This week, the U.S. State Department released its extensive 2008 country reports on human rights practices, a country-by-country evaluation of worker rights, free movement, privacy and other basic expectations of the State Department.
The report covers often-criticized China, whose authorities claim that the U.S. evaluations — including reports of state persecution of ethnic minorities and dissidents — willfully ignored and distorted basic facts.
Blogger Akhila Kolisetty at “Justice for All” disapproves of U.S. Secretary of State Hillary Clinton’s recent statement that “our pressing on those issues can’t interfere with the global economic crisis.”
I’m shocked that Clinton chose to prioritize economic issues over human rights — not that those issues aren’t important, but simply because she’s denying that human rights is important. By choosing to separate human rights from all these other issues, Clinton also fails to understand that all these problems are interrelated. How can you progress on climate change or security when human rights at home are being violated?

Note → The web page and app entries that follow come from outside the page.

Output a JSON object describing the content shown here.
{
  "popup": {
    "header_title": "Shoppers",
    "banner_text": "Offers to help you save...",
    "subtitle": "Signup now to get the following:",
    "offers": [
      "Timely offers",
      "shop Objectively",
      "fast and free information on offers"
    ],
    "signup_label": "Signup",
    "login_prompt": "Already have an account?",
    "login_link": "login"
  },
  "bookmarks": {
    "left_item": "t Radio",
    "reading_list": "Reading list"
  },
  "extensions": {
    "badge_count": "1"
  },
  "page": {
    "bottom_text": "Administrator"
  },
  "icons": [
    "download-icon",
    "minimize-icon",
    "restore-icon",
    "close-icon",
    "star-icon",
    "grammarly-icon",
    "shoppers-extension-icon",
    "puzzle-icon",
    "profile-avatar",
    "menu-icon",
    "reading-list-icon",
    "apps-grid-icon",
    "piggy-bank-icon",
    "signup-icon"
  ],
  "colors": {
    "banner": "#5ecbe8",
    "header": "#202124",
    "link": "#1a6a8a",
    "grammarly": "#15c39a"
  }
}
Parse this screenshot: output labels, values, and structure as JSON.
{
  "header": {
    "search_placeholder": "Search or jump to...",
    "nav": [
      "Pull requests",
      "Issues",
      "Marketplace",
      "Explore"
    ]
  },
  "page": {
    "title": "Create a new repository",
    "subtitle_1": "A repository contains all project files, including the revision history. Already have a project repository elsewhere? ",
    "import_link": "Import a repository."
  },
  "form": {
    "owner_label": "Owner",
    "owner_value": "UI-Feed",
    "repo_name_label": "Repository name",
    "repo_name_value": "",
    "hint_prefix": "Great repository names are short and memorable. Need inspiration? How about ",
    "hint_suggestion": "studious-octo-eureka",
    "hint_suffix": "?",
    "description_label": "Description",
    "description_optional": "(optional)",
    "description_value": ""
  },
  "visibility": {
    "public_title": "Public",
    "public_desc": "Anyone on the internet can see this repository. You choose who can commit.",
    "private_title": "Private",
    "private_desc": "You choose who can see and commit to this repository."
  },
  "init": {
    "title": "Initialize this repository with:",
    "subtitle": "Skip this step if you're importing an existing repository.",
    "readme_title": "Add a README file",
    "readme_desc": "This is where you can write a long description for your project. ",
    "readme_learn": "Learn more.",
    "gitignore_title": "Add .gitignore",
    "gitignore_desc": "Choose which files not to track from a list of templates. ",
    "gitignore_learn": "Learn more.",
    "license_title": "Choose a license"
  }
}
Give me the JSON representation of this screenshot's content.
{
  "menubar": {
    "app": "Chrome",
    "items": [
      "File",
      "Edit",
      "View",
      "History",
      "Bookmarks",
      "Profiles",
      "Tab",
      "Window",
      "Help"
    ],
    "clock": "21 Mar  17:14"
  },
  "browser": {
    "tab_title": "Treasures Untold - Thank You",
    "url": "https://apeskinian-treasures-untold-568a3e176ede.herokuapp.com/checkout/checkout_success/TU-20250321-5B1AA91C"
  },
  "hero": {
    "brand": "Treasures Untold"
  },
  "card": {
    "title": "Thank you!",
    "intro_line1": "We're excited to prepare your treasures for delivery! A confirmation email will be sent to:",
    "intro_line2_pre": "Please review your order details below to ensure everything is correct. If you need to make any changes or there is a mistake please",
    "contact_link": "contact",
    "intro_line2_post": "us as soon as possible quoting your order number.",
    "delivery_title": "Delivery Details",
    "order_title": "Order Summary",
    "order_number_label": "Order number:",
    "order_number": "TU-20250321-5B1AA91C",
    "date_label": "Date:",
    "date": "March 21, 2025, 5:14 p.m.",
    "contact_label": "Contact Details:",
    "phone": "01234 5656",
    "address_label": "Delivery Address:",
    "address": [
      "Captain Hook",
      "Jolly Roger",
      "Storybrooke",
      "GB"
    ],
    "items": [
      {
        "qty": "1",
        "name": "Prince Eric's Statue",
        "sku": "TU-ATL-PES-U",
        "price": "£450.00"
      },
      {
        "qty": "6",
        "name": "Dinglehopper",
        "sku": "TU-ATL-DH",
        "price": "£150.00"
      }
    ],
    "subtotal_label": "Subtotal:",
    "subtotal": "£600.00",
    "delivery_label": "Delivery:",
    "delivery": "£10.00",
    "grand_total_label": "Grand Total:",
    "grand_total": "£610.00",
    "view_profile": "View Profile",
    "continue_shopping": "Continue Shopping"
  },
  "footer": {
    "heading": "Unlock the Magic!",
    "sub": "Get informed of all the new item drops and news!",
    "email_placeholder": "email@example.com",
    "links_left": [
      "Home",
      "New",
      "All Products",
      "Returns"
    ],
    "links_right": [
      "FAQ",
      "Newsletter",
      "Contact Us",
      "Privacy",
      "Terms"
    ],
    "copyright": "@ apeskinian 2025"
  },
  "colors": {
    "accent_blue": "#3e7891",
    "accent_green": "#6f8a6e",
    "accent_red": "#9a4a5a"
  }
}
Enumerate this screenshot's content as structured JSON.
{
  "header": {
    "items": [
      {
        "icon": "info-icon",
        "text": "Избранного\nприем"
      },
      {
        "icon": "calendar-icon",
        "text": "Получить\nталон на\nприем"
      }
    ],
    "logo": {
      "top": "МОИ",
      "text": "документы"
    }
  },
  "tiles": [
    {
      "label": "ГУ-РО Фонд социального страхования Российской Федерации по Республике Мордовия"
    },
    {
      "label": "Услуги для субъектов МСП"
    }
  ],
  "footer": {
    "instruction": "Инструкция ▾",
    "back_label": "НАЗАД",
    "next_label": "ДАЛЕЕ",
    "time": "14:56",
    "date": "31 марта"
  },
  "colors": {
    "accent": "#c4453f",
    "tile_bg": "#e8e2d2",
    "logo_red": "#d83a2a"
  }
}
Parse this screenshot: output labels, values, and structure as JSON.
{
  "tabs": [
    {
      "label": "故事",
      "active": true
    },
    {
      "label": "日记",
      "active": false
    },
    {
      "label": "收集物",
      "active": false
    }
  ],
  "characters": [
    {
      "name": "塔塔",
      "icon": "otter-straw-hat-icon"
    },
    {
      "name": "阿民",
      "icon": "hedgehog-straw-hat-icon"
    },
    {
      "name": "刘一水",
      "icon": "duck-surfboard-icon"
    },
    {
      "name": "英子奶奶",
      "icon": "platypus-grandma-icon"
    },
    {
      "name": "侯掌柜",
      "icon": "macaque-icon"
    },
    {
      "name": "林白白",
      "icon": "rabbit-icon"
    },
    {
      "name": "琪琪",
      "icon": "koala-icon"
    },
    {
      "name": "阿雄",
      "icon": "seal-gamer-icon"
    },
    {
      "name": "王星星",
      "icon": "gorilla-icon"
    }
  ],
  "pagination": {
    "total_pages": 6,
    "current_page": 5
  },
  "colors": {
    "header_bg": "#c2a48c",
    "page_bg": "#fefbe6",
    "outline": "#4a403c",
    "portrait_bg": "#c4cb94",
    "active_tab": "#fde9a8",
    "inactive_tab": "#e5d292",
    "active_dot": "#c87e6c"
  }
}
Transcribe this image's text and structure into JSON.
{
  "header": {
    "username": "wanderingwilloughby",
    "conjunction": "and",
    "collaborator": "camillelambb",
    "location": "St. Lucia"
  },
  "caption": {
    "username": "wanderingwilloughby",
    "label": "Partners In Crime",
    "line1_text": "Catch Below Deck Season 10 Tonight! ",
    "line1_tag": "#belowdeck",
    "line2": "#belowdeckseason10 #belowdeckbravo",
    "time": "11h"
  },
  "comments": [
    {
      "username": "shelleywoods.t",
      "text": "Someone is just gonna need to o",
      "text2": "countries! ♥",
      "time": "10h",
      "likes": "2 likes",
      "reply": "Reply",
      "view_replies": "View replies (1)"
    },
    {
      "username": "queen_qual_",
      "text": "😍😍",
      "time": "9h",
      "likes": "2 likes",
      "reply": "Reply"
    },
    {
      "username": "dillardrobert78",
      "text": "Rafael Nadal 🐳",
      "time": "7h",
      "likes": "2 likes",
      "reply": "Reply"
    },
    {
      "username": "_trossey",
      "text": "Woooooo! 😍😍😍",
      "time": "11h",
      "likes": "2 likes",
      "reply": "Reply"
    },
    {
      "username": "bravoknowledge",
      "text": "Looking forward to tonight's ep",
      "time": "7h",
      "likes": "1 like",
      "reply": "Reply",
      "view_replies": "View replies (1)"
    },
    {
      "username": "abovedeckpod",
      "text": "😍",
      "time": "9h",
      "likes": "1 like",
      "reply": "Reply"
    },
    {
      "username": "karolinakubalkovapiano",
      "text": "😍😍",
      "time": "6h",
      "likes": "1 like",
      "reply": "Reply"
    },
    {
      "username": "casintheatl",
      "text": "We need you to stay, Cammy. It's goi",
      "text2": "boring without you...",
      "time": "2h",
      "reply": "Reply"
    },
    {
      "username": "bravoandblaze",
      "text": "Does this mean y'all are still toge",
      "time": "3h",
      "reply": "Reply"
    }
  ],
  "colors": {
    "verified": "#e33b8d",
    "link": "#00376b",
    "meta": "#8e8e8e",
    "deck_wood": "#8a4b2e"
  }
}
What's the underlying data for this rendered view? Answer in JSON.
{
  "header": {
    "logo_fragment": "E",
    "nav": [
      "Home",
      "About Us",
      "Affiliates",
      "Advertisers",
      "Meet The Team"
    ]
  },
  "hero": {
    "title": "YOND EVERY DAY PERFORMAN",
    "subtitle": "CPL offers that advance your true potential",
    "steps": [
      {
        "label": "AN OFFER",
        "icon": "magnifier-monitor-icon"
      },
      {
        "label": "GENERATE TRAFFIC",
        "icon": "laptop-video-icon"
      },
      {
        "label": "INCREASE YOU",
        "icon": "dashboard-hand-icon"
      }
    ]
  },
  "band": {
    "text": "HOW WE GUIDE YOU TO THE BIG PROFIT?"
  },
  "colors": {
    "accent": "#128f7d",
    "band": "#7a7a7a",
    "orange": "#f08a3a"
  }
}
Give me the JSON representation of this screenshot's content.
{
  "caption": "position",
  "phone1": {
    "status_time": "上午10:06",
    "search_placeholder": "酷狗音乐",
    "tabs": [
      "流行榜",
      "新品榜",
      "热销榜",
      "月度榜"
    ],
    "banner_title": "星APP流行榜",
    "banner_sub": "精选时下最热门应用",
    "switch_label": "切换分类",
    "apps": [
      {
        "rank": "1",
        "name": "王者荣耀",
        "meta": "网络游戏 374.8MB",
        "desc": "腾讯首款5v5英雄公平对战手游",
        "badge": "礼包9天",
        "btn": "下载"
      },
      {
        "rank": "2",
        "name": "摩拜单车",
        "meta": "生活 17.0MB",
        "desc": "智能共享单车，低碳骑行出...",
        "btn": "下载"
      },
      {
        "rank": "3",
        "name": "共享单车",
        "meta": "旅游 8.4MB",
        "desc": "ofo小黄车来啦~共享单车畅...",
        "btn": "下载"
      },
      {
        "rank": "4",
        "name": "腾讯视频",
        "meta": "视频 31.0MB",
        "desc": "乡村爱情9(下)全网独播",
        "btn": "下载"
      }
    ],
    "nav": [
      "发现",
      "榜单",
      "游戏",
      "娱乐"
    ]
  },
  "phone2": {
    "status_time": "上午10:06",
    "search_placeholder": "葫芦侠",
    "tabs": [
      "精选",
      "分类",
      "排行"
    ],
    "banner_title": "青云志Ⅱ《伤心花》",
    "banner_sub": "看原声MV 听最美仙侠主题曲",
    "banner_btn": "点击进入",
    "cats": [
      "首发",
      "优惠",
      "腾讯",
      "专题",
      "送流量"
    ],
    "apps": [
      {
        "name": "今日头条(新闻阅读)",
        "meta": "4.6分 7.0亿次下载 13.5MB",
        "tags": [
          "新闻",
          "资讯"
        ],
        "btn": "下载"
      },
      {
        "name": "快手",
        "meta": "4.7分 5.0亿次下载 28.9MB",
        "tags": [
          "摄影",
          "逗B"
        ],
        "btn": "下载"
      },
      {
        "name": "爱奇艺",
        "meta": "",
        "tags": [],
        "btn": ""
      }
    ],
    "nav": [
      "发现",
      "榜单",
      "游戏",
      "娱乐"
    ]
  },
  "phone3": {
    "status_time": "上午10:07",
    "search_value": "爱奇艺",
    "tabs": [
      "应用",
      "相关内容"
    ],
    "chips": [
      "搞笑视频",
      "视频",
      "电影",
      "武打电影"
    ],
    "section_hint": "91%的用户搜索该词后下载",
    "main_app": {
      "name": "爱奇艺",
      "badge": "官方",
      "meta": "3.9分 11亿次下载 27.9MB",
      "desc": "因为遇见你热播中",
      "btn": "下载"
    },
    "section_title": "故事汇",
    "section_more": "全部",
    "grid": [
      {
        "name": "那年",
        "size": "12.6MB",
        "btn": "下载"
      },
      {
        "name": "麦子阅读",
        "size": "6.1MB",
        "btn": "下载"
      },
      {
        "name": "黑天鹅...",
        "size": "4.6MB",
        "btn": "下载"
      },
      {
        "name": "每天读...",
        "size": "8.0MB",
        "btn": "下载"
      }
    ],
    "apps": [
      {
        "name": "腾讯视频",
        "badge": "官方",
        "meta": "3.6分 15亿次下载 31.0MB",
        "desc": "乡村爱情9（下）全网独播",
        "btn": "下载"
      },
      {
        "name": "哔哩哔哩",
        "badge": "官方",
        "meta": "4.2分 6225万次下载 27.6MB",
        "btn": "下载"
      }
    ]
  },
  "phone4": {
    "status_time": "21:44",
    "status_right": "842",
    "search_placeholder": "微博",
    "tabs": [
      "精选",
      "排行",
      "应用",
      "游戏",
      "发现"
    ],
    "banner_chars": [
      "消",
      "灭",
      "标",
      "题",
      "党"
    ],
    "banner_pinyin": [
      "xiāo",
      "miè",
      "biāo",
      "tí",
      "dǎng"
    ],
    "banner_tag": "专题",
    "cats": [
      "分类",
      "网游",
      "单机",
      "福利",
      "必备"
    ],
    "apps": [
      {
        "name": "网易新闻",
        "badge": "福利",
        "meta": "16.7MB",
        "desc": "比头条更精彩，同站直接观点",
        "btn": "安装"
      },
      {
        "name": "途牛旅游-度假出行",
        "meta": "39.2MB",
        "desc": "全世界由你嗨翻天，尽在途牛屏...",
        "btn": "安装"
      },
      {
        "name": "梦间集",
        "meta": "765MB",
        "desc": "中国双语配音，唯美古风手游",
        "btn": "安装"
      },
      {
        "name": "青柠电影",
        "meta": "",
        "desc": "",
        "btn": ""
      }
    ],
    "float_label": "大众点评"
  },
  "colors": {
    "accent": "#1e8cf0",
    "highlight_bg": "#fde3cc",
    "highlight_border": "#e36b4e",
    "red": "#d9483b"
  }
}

The State Department also cited instances of political imprisonment and media control, among other charges, in Cuba. Despite such charges, Marvin Kalb of GlobalPost wonders if Cuba is the site of a “golden opportunity” that President Obama may be missing in terms of engagement.
Raul Castro has launched a program of “reform,” but it appears to be successful only in generating demands for more reform. What had once been taken for granted in Cuba — unmistakable advances in education, health care and pensions — are now under a spreading cloud of doubt. I’m told the average state wage is $18 a month, clearly no longer adequate, if it ever was. And ration cards can provide no more than half the monthly food needs of a family.
Optimists exist, and they catch glimpses of a promising tomorrow. Oil, for instance: Cuba controls a corner of the Gulf of Mexico that has oil reserves estimated at 10 to 15 billion barrels, just waiting to be developed. Would it not be better for the U.S. to be moderately dependent on Cuba for its oil than on Saudi Arabia?
And, buried deep in the State Department, but ready for rapid excavation after the Bush years, are numerous policy briefs for a considerable expansion of Cuban-American relations, including joint operations against drugs and organized crime and a lifting of the embargo in all communications and travel. Cuba could quickly become a very attractive market.
For more, listen to our online radio show on Cuba and the U.S. In other human rights news, Serbia’s arrest of accused war criminals who operated under Slobodan Milosevic led to five convictions involving 22-year sentences.
Balkan blogger “Grey Falcon” finds the acquittal of ex-Serbian president Milan Milutinovic bigger news, more atypical that the story of the convictions. Falcon sees political motivations behind the acquittal:
The purpose of today’s verdict was threefold: to legitimize the NATO aggression from 1999 (i.e. NATO action was necessary and appropriate because the Serbs were engaging in a criminal conspiracy to murder and expel Albanians); to buttress the “Independent State of Kosovo,” proclaimed last February but so far recognized by only 55 governments; and to brand Serbia as the aggressor and criminal, rather than the victim of NATO’s aggression, occupation of Kosovo and the ethnic cleansing of its citizens that followed.
The UK has admitted complicity in the American practice of extraordinary rendition, which they had previously denied.
British blogger Stephen Linlithgow mocks Tony Blair’s previous denial of collusion:
To be fair to Tony Blair it now appears that collusion is indeed the wrong way to describe it. The Labour government appear to have actively handed over suspects to them to catch these flights. Far more than even Sir Menzies Campbell hinted at on that particular Wednesday when it was only assumed that our airspace or airfields were being used.
Venezeula is just one of several countries that responded negatively to the State Department report. “VIO News Blog” reports on the Venezuelan condemnation of the findings, which claim that the country has a partial judiciary and harasses the media:
Venezuela on Thursday condemned the report and categorically rejected what it says are false allegations and a clear example of political meddling in its internal affairs. Contrary to the impression given by the report, Venezuela’s opposition parties enjoy all the political freedoms that are found in other democratic countries and have in fact made significant gains in recent elections. Meanwhile, freedom of speech is fully respected, as is demonstrated by the fact that a majority of private media outlets remain ardent and vocal critics of the government.
The report offers no evaluation of U.S. human rights practices.